WRPA top banner
Western Reserve Psychological Associates, Inc.Empowering change for over 40 years
> return to archived articles >

Archived Article

Living in The Moment

Psychologists and other mental health professionals extol the virtues of Living in the Moment, the Now, the Present. Unfortunately, as we speed through life doing our work, keeping our home, helping our friends and caring for our families, we may be mystified by what that means.

We can think of time as a continuum; a line with the Past at one end and the Future at the other end. In the middle is Now, the present. The more time we spend in the moment or the Now, the more we experience life and the flow of living.


Whenever we stay in the past, we ruminate over if onlies, remorse and guilts. For example, repeatedly reviewing how it would have gone if we had only told them off, keeps us stuck in a dead zone because the past cannot be changed.

Whenever we stray to the future, we obsess about how it will be, what could happen and fears about what could develop. We are powerless over the future so planning how it will go in minute detail is not a good use of time. We can plan and even schedule, for example, a trip to Brazil on July 15th, 2004. However, if terrorism erupts in Brazil, please cancel and make a new plan.

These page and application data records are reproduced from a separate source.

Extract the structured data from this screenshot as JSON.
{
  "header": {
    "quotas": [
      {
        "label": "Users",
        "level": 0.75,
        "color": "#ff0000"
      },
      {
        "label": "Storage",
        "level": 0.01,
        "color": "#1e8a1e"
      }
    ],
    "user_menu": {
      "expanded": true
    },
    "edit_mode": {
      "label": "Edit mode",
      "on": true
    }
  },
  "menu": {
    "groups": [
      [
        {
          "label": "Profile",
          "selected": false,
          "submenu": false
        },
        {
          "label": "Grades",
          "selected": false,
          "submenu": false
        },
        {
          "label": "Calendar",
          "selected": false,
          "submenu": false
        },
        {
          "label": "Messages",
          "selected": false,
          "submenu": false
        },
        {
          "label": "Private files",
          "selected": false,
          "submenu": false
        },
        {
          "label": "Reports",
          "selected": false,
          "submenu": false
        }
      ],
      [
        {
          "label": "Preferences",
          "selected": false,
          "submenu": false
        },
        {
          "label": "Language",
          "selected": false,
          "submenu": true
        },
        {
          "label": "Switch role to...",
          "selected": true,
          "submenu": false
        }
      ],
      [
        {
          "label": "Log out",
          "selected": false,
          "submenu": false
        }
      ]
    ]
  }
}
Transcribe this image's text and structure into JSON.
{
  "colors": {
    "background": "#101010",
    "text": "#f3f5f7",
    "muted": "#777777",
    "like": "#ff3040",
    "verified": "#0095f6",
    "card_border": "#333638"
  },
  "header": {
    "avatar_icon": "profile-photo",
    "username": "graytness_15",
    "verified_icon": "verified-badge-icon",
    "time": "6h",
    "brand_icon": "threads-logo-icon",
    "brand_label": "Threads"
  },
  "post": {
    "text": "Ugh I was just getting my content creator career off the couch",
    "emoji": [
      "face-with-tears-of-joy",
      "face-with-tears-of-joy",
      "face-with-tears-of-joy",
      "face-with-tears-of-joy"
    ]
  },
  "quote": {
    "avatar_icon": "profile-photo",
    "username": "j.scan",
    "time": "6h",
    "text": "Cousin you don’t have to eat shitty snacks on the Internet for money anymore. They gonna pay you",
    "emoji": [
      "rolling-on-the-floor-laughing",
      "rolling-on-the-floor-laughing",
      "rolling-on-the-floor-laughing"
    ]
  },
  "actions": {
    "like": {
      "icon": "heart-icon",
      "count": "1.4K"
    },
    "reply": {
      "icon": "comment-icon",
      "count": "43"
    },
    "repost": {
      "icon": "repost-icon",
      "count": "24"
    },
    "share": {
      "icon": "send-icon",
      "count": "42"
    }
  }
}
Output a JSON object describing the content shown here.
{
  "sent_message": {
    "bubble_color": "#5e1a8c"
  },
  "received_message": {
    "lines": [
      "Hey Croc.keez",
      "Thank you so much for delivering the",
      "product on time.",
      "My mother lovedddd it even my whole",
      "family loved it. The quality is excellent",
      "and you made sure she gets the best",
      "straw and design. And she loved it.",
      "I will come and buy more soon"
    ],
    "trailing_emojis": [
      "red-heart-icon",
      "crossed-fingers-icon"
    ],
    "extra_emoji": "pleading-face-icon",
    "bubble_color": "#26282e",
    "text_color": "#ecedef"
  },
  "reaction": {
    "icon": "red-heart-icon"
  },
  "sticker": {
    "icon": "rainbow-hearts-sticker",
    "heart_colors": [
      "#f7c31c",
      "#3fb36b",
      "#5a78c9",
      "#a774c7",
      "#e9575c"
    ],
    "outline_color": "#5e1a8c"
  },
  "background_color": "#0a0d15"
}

You will notice the more you spin your mental wheels in the past or in the future, the less you experience your own present! Try staying in the moment, in the Now. Here are some exercises to try if you are serious about living more fully.

  1. Look at things (people or places) and notice how it is as opposed to how you want it to be. What are the characteristics you notice and how do you feel noticing those characteristics?

    • Have you ever looked at or into the eyes of your partner, friend, mother or child?
    • Have you ever been surprised when you finally saw the tree in your backyard or the lilacs blooming in Spring?
  2. Pay attention to your body.

    • Stretch before you move or exercise. What does it feel like to stretch?
    • At work, walk between appointments, tasks or on your break. Watch someone walking with a cane or walker. Can you tell how amazing it is to just walk?

This morning as I left for work, the sky was blue, the clouds fluffy white and there were children on bikes down the street. As I carefully backed up the drive, I heard the children yell The Bookmobile! and Mama, the bookmobile is here! When was the last time you were so fired up about a library? Children are spontaneously in the present, but without executive intellectual oversight. Do what children do: taste, smell, hear, see, move, play and work right now this minute.

Reality is lived right now, one moment at a time. Past can and does inform and shape the present. Future is always out there, but isn't here yet. Only now is lived in real time.

Barbara A. Buchanan, Ph.D.
Staff Psychologist

> return to archived articles >